Last year, Singapore's National Research Foundation launched AI.SG, a national programme in AI designed to catalyse, synergise and boost Singapore's digital economy of the future.
The programme aims to accelerate the development and adoption of AI and machine learning solutions, starting with such areas as finance, healthcare and city management.
Such initiatives have positioned Singapore strongly to integrate innovation and technologies into the wider economy, complementing its vision to be a smart nation.
Global consultancy company Accenture has reported that by 2035, AI is projected to help double the country's economic growth rates and increase productivity by 41 per cent, adding up to US$215 billion (S$180 billion) in gross value-add.
The AI revolution must take many small steps before its promise is fully realised.
One ubiquitous, labour-intensive area that is ripe for transformation through machine learning is the IT service desk.
Currently, service desk tools' automation is static, has very little built-in intelligence, and requires periodic human intervention to recalibrate.
However, this will change as machine learning applications enable smart automation.
Empowered with fluid smart automation, IT service desk tools will be able to categorise incoming requests, assign them to the appropriate technicians, and suggest solutions without the need for any human support. They will accomplish this by learning from the historical IT service desk data.
Today, IT administrators set up and maintain the automated processes in IT service desks. In dynamic IT environments, these automation rules lack the intelligence to adapt.
But with the application of machine learning, a categorisation algorithm can be trained based on requests from a particular period or 'n' number of historic requests.
This algorithm will be able to perform categorisation more effectively than human-defined rules, and it will continuously learn and fine tune over time.
Help desks are also usually flooded with low-level incidents like password resets and printer configuration requests that end users can resolve by themselves with the help of proper knowledge base articles.
IT administrators often deploy technicians to handle these incidents, which brings down productivity.
AI-based chatbots and virtual assistants can help.
Chatbots can become the end users' first touch point with the IT service desk team, allowing the users to report their issues.
And with the application of machine learning, chatbots can be trained to suggest the top solutions that have worked previously for a given issue.
For example, a chatbot can be trained to help fix printer issues.
So when a user pings the chatbot with a printer issue, the chatbot would respond with the knowledge base article that has worked most of the time for similar issues reported by users.
If the end user is not satisfied or when the chatbot runs out of solutions, it would tag a technician to help.

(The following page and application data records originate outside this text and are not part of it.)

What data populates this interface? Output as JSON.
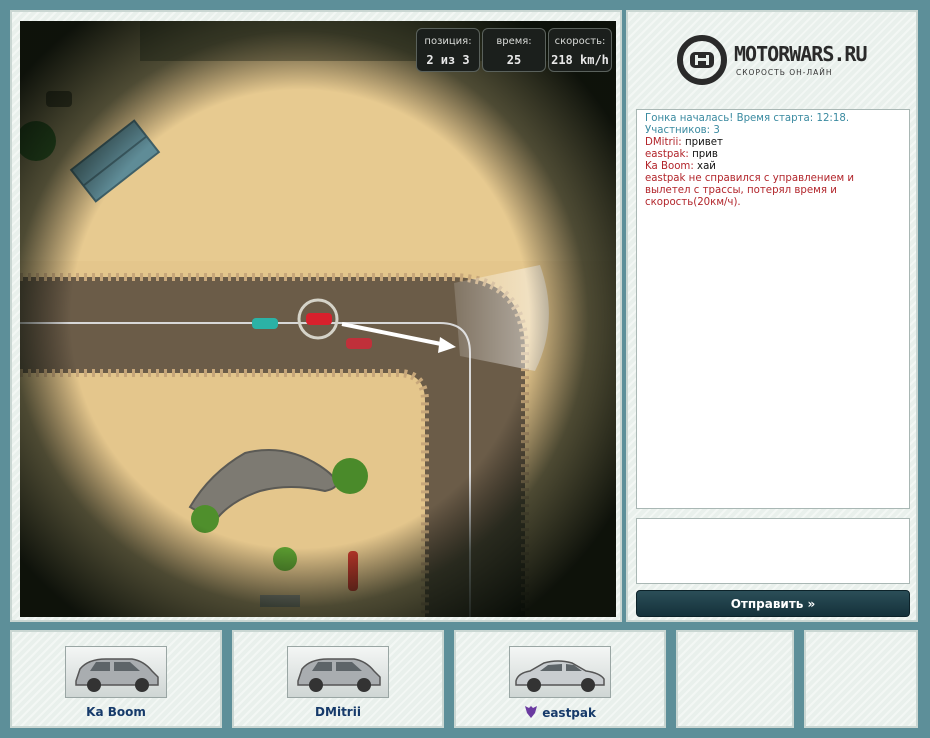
{
  "hud": {
    "position": {
      "label": "позиция:",
      "value": "2 из 3"
    },
    "time": {
      "label": "время:",
      "value": "25"
    },
    "speed": {
      "label": "скорость:",
      "value": "218 km/h"
    }
  },
  "logo": {
    "title": "MOTORWARS.RU",
    "subtitle": "СКОРОСТЬ ОН-ЛАЙН"
  },
  "chat": {
    "lines": [
      {
        "type": "system",
        "text": "Гонка началась! Время старта: 12:18. Участников: 3"
      },
      {
        "type": "message",
        "name": "DMitrii:",
        "text": " привет"
      },
      {
        "type": "message",
        "name": "eastpak:",
        "text": " прив"
      },
      {
        "type": "message",
        "name": "Ka Boom:",
        "text": " хай"
      },
      {
        "type": "warning",
        "text": "eastpak не справился с управлением и вылетел с трассы, потерял время и скорость(20км/ч)."
      }
    ]
  },
  "chat_input": {
    "value": ""
  },
  "send_button": {
    "label": "Отправить »"
  },
  "players": [
    {
      "name": "Ka Boom",
      "car": "suv-silver"
    },
    {
      "name": "DMitrii",
      "car": "suv-silver"
    },
    {
      "name": "eastpak",
      "car": "sedan-silver",
      "badge": "decepticon-icon"
    }
  ],
  "colors": {
    "background": "#5d8f99",
    "send_button": "#1f404a",
    "chat_system": "#3a8aa0",
    "chat_name": "#b2252b"
  }
}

With such applications of AI on IT service desks, IT administrators will be relieved of trivial chores that eat up their time.

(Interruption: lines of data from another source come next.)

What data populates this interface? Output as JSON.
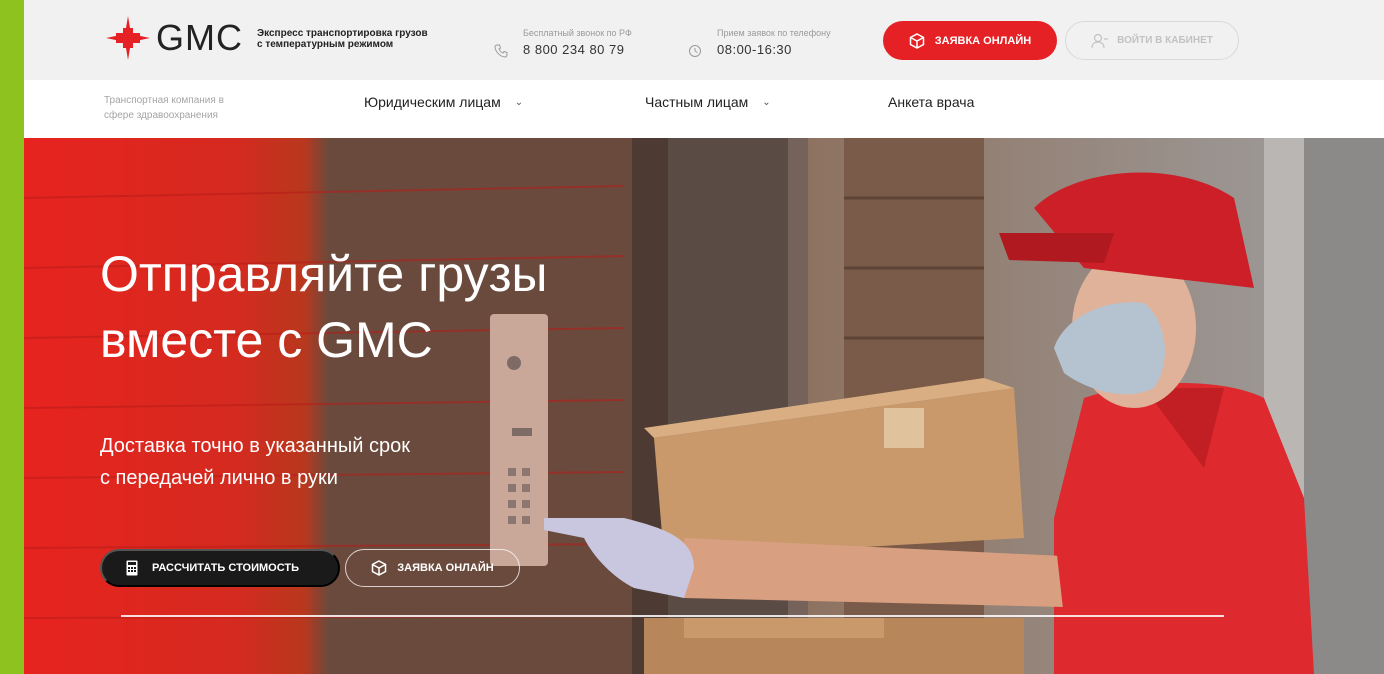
{
  "header": {
    "logo_text": "GMC",
    "tagline_line1": "Экспресс транспортировка грузов",
    "tagline_line2": "с температурным режимом",
    "phone_label": "Бесплатный звонок по РФ",
    "phone_number": "8 800 234 80 79",
    "hours_label": "Прием заявок по телефону",
    "hours_value": "08:00-16:30",
    "request_button": "ЗАЯВКА ОНЛАЙН",
    "login_button": "ВОЙТИ В КАБИНЕТ"
  },
  "nav": {
    "company_line1": "Транспортная компания в",
    "company_line2": "сфере здравоохранения",
    "items": [
      {
        "label": "Юридическим лицам"
      },
      {
        "label": "Частным лицам"
      },
      {
        "label": "Анкета врача"
      }
    ]
  },
  "hero": {
    "title_line1": "Отправляйте грузы",
    "title_line2": "вместе с GMC",
    "subtitle_line1": "Доставка точно в указанный срок",
    "subtitle_line2": "с передачей лично в руки",
    "calc_button": "РАССЧИТАТЬ СТОИМОСТЬ",
    "request_button": "ЗАЯВКА ОНЛАЙН"
  },
  "colors": {
    "brand_red": "#e52125",
    "accent_green": "#8dc21f",
    "dark_button": "#1a1a1a"
  },
  "icons": [
    "cross-logo-icon",
    "phone-icon",
    "clock-icon",
    "box-icon",
    "user-icon",
    "calculator-icon",
    "chevron-down-icon"
  ]
}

The writer is vice-president of product management at ManageEngine, which offers enterprise IT management software services.